→ **Records for processing**
▬▬▬

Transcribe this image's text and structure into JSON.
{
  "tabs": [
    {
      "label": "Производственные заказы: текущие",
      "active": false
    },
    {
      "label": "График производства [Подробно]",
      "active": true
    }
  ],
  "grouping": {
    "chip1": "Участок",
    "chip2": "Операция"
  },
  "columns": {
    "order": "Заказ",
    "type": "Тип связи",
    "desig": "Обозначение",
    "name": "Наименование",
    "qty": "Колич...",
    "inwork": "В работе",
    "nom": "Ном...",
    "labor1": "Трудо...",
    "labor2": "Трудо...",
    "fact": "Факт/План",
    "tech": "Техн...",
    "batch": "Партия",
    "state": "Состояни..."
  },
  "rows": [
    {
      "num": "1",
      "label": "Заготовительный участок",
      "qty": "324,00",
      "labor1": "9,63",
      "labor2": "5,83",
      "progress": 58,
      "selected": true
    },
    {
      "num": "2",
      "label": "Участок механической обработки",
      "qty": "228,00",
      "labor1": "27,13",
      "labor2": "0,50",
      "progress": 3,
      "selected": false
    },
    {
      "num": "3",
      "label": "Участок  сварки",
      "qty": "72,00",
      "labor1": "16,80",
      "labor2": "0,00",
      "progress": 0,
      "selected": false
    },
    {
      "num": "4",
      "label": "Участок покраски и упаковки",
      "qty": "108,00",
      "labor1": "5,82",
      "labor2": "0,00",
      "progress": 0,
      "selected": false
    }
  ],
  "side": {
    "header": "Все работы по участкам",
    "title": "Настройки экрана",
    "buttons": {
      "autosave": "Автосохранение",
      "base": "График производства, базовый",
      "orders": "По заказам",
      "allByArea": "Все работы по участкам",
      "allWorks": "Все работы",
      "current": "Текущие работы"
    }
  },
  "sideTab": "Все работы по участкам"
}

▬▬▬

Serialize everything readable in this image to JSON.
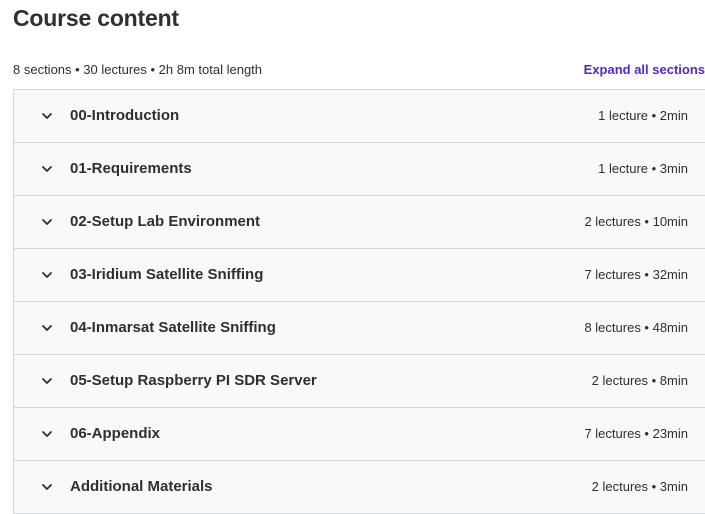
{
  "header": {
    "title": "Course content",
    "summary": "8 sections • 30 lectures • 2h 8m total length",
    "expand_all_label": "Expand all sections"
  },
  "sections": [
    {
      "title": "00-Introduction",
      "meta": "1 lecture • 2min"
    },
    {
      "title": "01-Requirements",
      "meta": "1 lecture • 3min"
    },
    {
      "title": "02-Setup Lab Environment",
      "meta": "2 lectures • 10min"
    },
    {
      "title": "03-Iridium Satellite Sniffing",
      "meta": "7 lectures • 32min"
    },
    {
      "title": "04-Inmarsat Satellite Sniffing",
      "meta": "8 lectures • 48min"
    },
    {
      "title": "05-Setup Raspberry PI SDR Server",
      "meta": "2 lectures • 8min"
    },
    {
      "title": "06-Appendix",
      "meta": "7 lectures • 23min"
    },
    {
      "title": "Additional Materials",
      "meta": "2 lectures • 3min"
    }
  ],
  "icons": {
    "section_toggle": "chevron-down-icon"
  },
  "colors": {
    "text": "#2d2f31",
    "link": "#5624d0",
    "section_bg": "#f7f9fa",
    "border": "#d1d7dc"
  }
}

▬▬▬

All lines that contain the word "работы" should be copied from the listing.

    "header": "Все работы по участкам",
      "allByArea": "Все работы по участкам",
      "allWorks": "Все работы",
      "current": "Текущие работы"
  "sideTab": "Все работы по участкам"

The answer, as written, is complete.